Tonight at 6 PM PT: Join Film Independent and Composer Clint Mansell for a special, virtual evening, in conversation with Variety‘s Jon Burlingame, celebrating the 20th anniversary of Requiem for a Dream and release of the remastered Director’s Cut on 4K UHD.
Slash Film says, “His work on Darren Aronofsky’s Requiem for a Dream remains one of the most haunting scores of this millennium,” and his latest score, for Rebecca “is one of the best parts of the entire film.”
For International Podcast Day, we’re featuring The Old Guard soundtrack! Recently, Aaron Vehling caught up with Volker Bertelmann, who co-composes the score to Gina Prince-Bythewood’s action-packed Netflix film with Dustin O’Halloran. Find out how they came to become successful collaborators (they earned a Best Score Academy Award® nomination for Lion) and what it was like to finish their score during the nail-biting moments when the pandemic closed up recording studios around the world! Read the original story at Vehlinggo.
Who would you like to see interviewed next? Listen to the podcast below.
For Women’s Equality Day, we are shining an extra spotlight on Women Composers!

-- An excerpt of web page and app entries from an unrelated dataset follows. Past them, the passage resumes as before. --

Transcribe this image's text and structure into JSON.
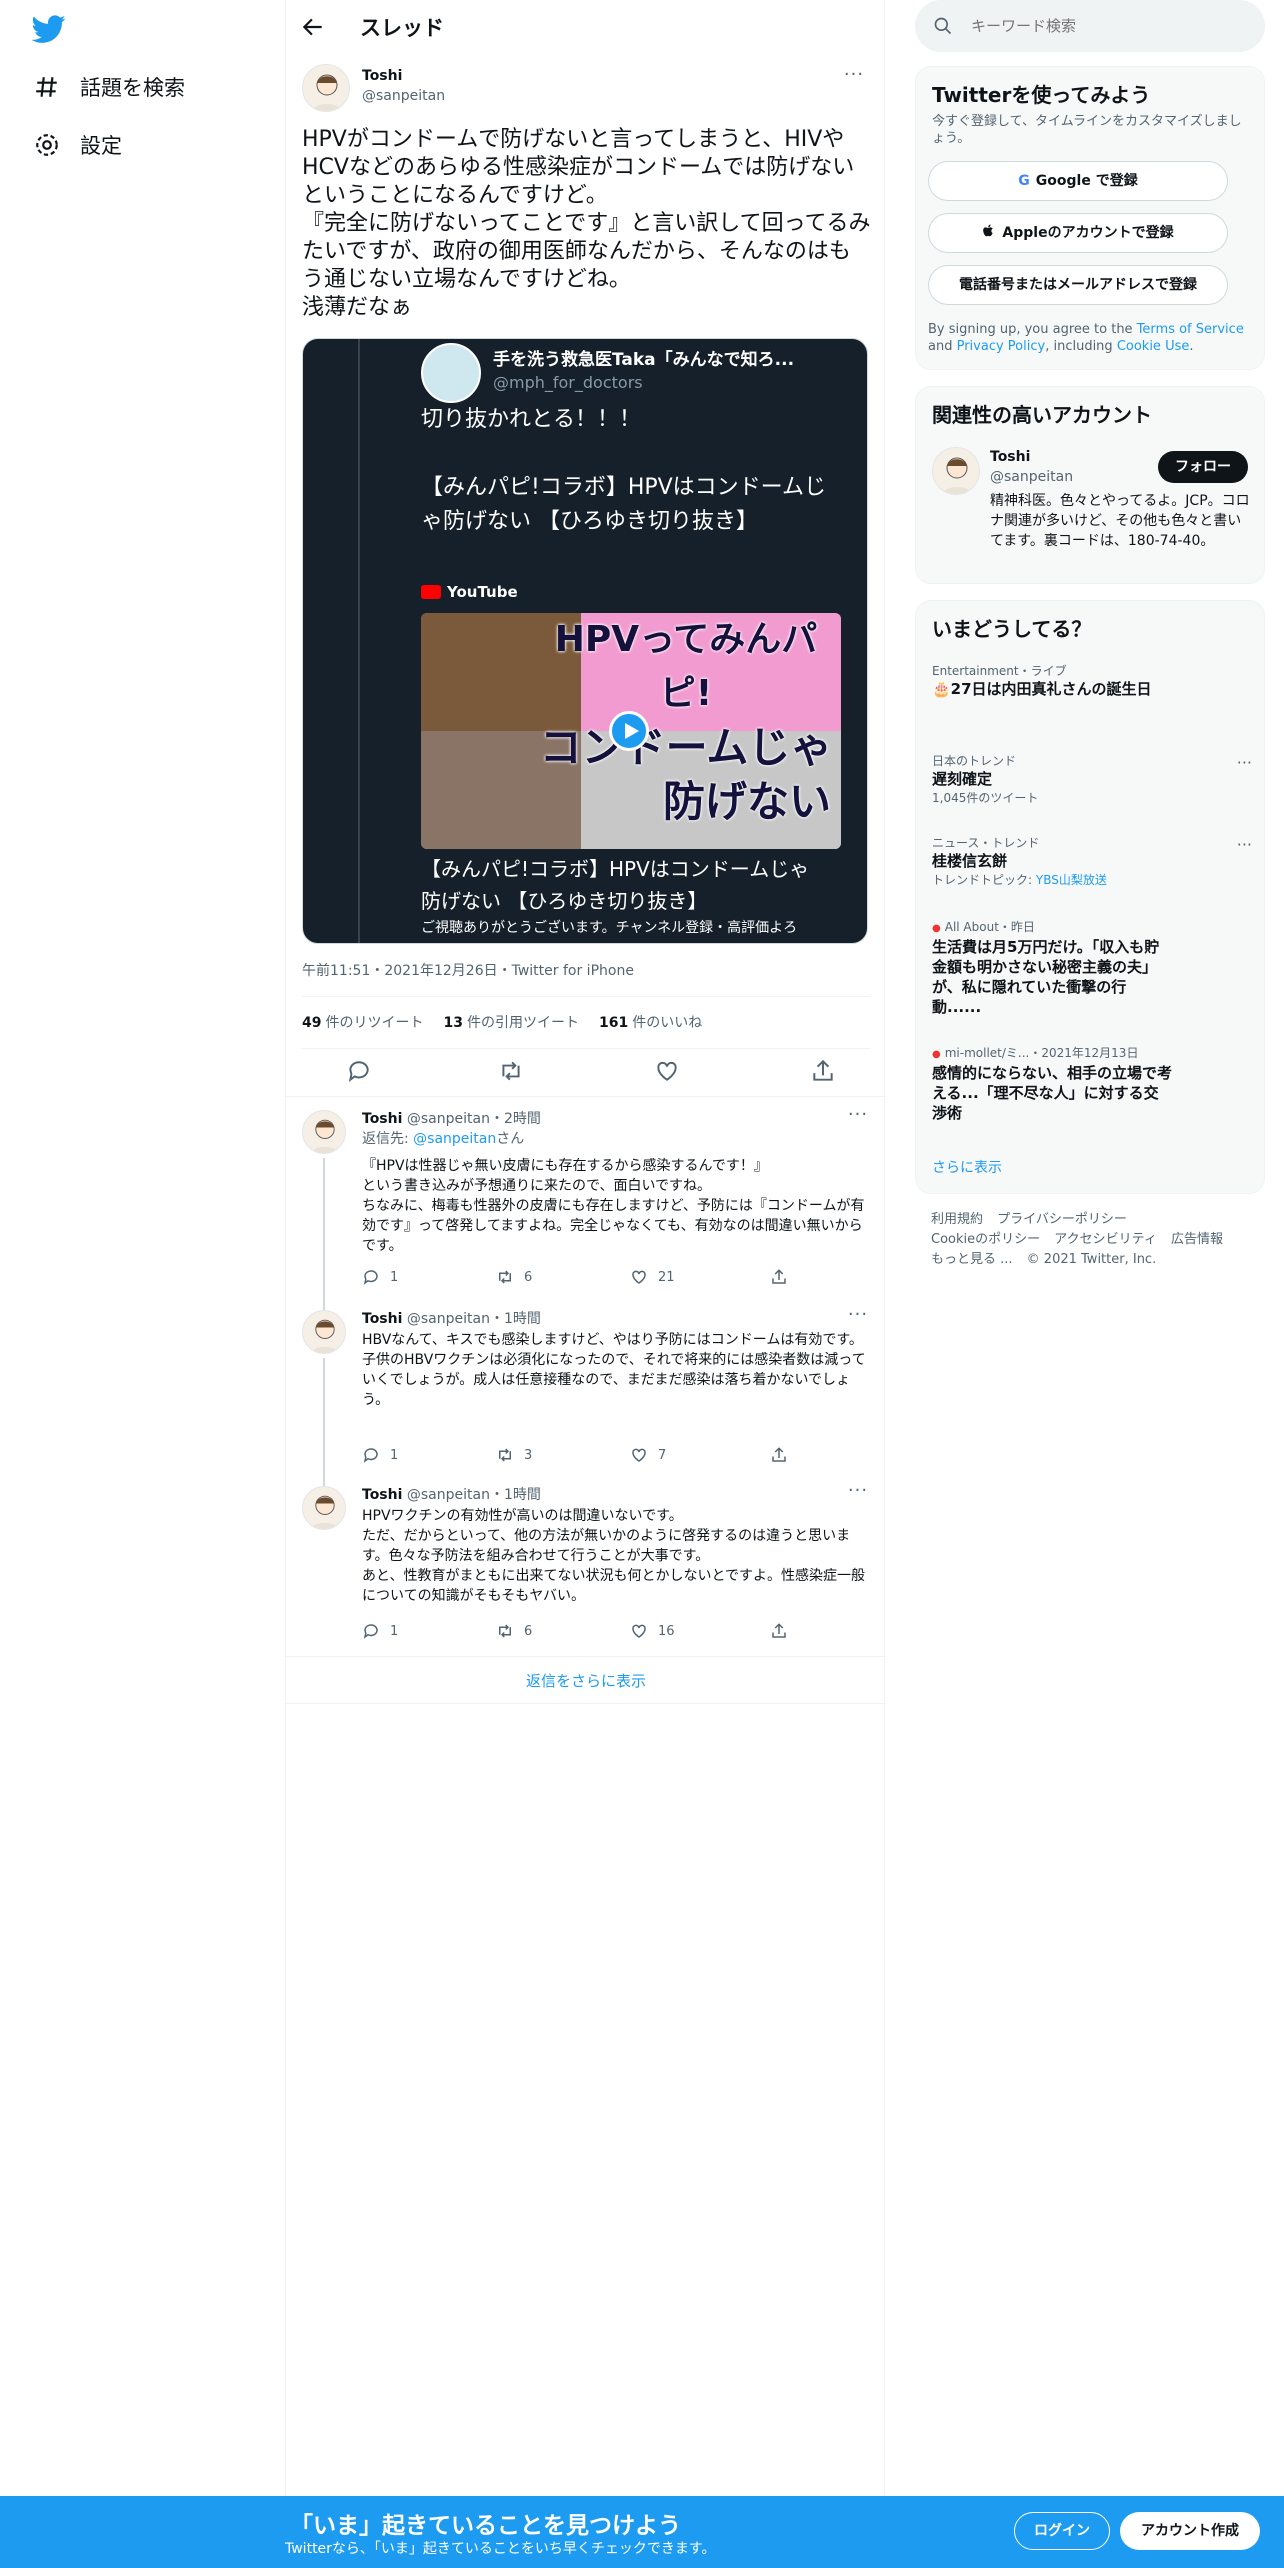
{
  "nav": {
    "explore": "話題を検索",
    "settings": "設定"
  },
  "header": {
    "title": "スレッド"
  },
  "tweet": {
    "name": "Toshi",
    "handle": "@sanpeitan",
    "text": "HPVがコンドームで防げないと言ってしまうと、HIVやHCVなどのあらゆる性感染症がコンドームでは防げないということになるんですけど。\n『完全に防げないってことです』と言い訳して回ってるみたいですが、政府の御用医師なんだから、そんなのはもう通じない立場なんですけどね。\n浅薄だなぁ",
    "media": {
      "quoted_name": "手を洗う救急医Taka「みんなで知ろ...",
      "quoted_handle": "@mph_for_doctors",
      "quoted_text": "切り抜かれとる！！！\n\n【みんパピ!コラボ】HPVはコンドームじゃ防げない 【ひろゆき切り抜き】",
      "source": "YouTube",
      "thumb_line1": "HPVってみんパピ!",
      "thumb_line2": "コンドームじゃ",
      "thumb_line3": "防げない",
      "video_title": "【みんパピ!コラボ】HPVはコンドームじゃ\n防げない 【ひろゆき切り抜き】",
      "video_desc": "ご視聴ありがとうございます。チャンネル登録・高評価よろ"
    },
    "meta": "午前11:51・2021年12月26日・Twitter for iPhone",
    "retweets_count": "49",
    "retweets_label": "件のリツイート",
    "quotes_count": "13",
    "quotes_label": "件の引用ツイート",
    "likes_count": "161",
    "likes_label": "件のいいね"
  },
  "replies": [
    {
      "name": "Toshi",
      "handle_time": "@sanpeitan・2時間",
      "reply_to_label": "返信先:",
      "reply_to_handle": "@sanpeitan",
      "reply_to_suffix": "さん",
      "text": "『HPVは性器じゃ無い皮膚にも存在するから感染するんです！』\nという書き込みが予想通りに来たので、面白いですね。\nちなみに、梅毒も性器外の皮膚にも存在しますけど、予防には『コンドームが有効です』って啓発してますよね。完全じゃなくても、有効なのは間違い無いからです。",
      "replies": "1",
      "retweets": "6",
      "likes": "21"
    },
    {
      "name": "Toshi",
      "handle_time": "@sanpeitan・1時間",
      "text": "HBVなんて、キスでも感染しますけど、やはり予防にはコンドームは有効です。\n子供のHBVワクチンは必須化になったので、それで将来的には感染者数は減っていくでしょうが。成人は任意接種なので、まだまだ感染は落ち着かないでしょう。",
      "replies": "1",
      "retweets": "3",
      "likes": "7"
    },
    {
      "name": "Toshi",
      "handle_time": "@sanpeitan・1時間",
      "text": "HPVワクチンの有効性が高いのは間違いないです。\nただ、だからといって、他の方法が無いかのように啓発するのは違うと思います。色々な予防法を組み合わせて行うことが大事です。\nあと、性教育がまともに出来てない状況も何とかしないとですよ。性感染症一般についての知識がそもそもヤバい。",
      "replies": "1",
      "retweets": "6",
      "likes": "16"
    }
  ],
  "show_more_replies": "返信をさらに表示",
  "search": {
    "placeholder": "キーワード検索"
  },
  "signup": {
    "title": "Twitterを使ってみよう",
    "subtitle": "今すぐ登録して、タイムラインをカスタマイズしましょう。",
    "google": "Google で登録",
    "apple": "Appleのアカウントで登録",
    "phone": "電話番号またはメールアドレスで登録",
    "legal_pre": "By signing up, you agree to the ",
    "tos": "Terms of Service",
    "legal_and": " and ",
    "privacy": "Privacy Policy",
    "legal_including": ", including ",
    "cookie": "Cookie Use",
    "legal_end": "."
  },
  "related": {
    "title": "関連性の高いアカウント",
    "name": "Toshi",
    "handle": "@sanpeitan",
    "follow": "フォロー",
    "bio": "精神科医。色々とやってるよ。JCP。コロナ関連が多いけど、その他も色々と書いてます。裏コードは、180-74-40。"
  },
  "trends": {
    "title": "いまどうしてる？",
    "items": [
      {
        "meta": "Entertainment・ライブ",
        "title": "🎂27日は内田真礼さんの誕生日",
        "sub": ""
      },
      {
        "meta": "日本のトレンド",
        "title": "遅刻確定",
        "sub": "1,045件のツイート"
      },
      {
        "meta": "ニュース・トレンド",
        "title": "桂楼信玄餅",
        "sub_label": "トレンドトピック:",
        "sub_link": "YBS山梨放送"
      },
      {
        "meta": "All About・昨日",
        "title": "生活費は月5万円だけ。「収入も貯金額も明かさない秘密主義の夫」が、私に隠れていた衝撃の行動......"
      },
      {
        "meta": "mi-mollet/ミ...・2021年12月13日",
        "title": "感情的にならない、相手の立場で考える...「理不尽な人」に対する交渉術"
      }
    ],
    "see_more": "さらに表示"
  },
  "footer": {
    "terms": "利用規約",
    "privacy": "プライバシーポリシー",
    "cookie": "Cookieのポリシー",
    "accessibility": "アクセシビリティ",
    "ads": "広告情報",
    "more": "もっと見る ...",
    "copyright": "© 2021 Twitter, Inc."
  },
  "banner": {
    "title": "「いま」起きていることを見つけよう",
    "subtitle": "Twitterなら、「いま」起きていることをいち早くチェックできます。",
    "login": "ログイン",
    "signup": "アカウント作成"
  },
  "colors": {
    "accent": "#1d9bf0",
    "text": "#0f1419",
    "muted": "#536471"
  }
}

Why? Although this day commemorates the passage of the 19th Amendment in 1920, granting women the right to vote, we take this opportunity to feature just a sample of the talented film and television composers who exist and deserve a seat at the table in the soundtrack world.
Composer Emile Mosseri releases a new album with his band Human Love. Emile has quickly established himself as a singular film composer, raising the proverbial bar with his critically revered scores for THE LAST BLACK MAN OF SAN FRANCISCO and HOMECOMING. Both albums are easily amongst the most artful and enjoyable scores of 2019 and 2020. None other than Afrofuturist super-funkstress powerhouse Janelle Monae mused that she wished Mosseri’s HOMECOMING score was her solo album.
Emile Mosseri, David Baldwin, Erick Eiser, and Mark Demiglio (formerly known as The Dig) are no strangers to album-craft, but Black Void marks something entirely new. Changing their band’s moniker to Human Love isn’t rebranding, its rebirth. The Dig was & always will be digable, but the boys of Human Love had the rarified guts to publicly acknowledge they’re no longer the New York kids they once were.
What is human love? How does it feel? What does it sound like? It’s sweet, lush, and forgiving. It’s hypnotic, sensual, and disarming. It’s warm, deep, and groooovy baby. The same goes for the jaw-dropping, siren-like melody that begins Human Love’s debut EP Black Void. On the title track, guest singer Kamilah’s otherworldly voice swoons & beckons like a celestial theremin breaking through golden clouds. From start to finish, Black Void is an elegant uncanny opera of sorts, filled with exquisite hooks, fresh-cut beats, and sultry vocals that will haunt your auditory cortex & cozy up to your subconscious. Needless to say, it’s one hell of a debut.
It’s therefore no surprise that Black Void’s cinematic feels cut deep with radio ready production and hip-shaking rhythm. Highlights include a standout pop-friendly chorus and disco-slick bass line on “Goldmine”, tasty falsetto treats on “Lemon Dove” and a head-nodding synth groove on “Pomona”. Dan the Automator’s masterful production on Deltron 3030, MGMT’s Oracular Spectacular and your favorite Arcade Fire song all come to mind, along with the ghosts of J. Dilla, Ennio Morricone, and your pre-pandemic self. Do yourself a favor. Dive into the Black Void, and enjoy some Human Love.